Assigned task »
Print every entry exactly as written.

|---|

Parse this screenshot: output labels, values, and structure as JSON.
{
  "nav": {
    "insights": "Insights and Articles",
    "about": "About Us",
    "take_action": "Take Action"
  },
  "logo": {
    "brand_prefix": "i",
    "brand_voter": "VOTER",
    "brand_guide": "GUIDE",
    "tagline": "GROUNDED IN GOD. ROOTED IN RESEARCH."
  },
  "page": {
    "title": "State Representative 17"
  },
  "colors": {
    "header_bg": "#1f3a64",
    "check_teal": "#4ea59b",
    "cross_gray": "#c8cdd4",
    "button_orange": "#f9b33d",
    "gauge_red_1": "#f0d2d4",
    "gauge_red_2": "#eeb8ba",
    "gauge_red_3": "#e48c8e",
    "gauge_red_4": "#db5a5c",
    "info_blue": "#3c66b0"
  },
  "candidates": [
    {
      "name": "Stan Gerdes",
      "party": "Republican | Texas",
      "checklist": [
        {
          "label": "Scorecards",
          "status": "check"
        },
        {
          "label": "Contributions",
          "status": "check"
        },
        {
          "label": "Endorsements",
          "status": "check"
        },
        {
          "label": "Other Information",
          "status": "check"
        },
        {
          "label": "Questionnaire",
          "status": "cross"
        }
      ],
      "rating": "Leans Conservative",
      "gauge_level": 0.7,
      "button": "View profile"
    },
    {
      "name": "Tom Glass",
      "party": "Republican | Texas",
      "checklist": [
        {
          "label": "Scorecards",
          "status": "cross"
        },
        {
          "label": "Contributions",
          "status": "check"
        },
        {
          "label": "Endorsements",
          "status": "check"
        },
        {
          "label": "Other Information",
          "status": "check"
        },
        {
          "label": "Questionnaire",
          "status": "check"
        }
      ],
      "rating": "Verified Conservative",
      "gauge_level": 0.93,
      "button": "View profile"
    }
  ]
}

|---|

Task solution »
Parse this screenshot: output labels, values, and structure as JSON.
{
  "nav": {
    "insights": "Insights and Articles",
    "about": "About Us",
    "take_action": "Take Action"
  },
  "logo": {
    "brand_prefix": "i",
    "brand_voter": "VOTER",
    "brand_guide": "GUIDE",
    "tagline": "GROUNDED IN GOD. ROOTED IN RESEARCH."
  },
  "page": {
    "title": "State Representative 17"
  },
  "colors": {
    "header_bg": "#1f3a64",
    "check_teal": "#4ea59b",
    "cross_gray": "#c8cdd4",
    "button_orange": "#f9b33d",
    "gauge_red_1": "#f0d2d4",
    "gauge_red_2": "#eeb8ba",
    "gauge_red_3": "#e48c8e",
    "gauge_red_4": "#db5a5c",
    "info_blue": "#3c66b0"
  },
  "candidates": [
    {
      "name": "Stan Gerdes",
      "party": "Republican | Texas",
      "checklist": [
        {
          "label": "Scorecards",
          "status": "check"
        },
        {
          "label": "Contributions",
          "status": "check"
        },
        {
          "label": "Endorsements",
          "status": "check"
        },
        {
          "label": "Other Information",
          "status": "check"
        },
        {
          "label": "Questionnaire",
          "status": "cross"
        }
      ],
      "rating": "Leans Conservative",
      "gauge_level": 0.7,
      "button": "View profile"
    },
    {
      "name": "Tom Glass",
      "party": "Republican | Texas",
      "checklist": [
        {
          "label": "Scorecards",
          "status": "cross"
        },
        {
          "label": "Contributions",
          "status": "check"
        },
        {
          "label": "Endorsements",
          "status": "check"
        },
        {
          "label": "Other Information",
          "status": "check"
        },
        {
          "label": "Questionnaire",
          "status": "check"
        }
      ],
      "rating": "Verified Conservative",
      "gauge_level": 0.93,
      "button": "View profile"
    }
  ]
}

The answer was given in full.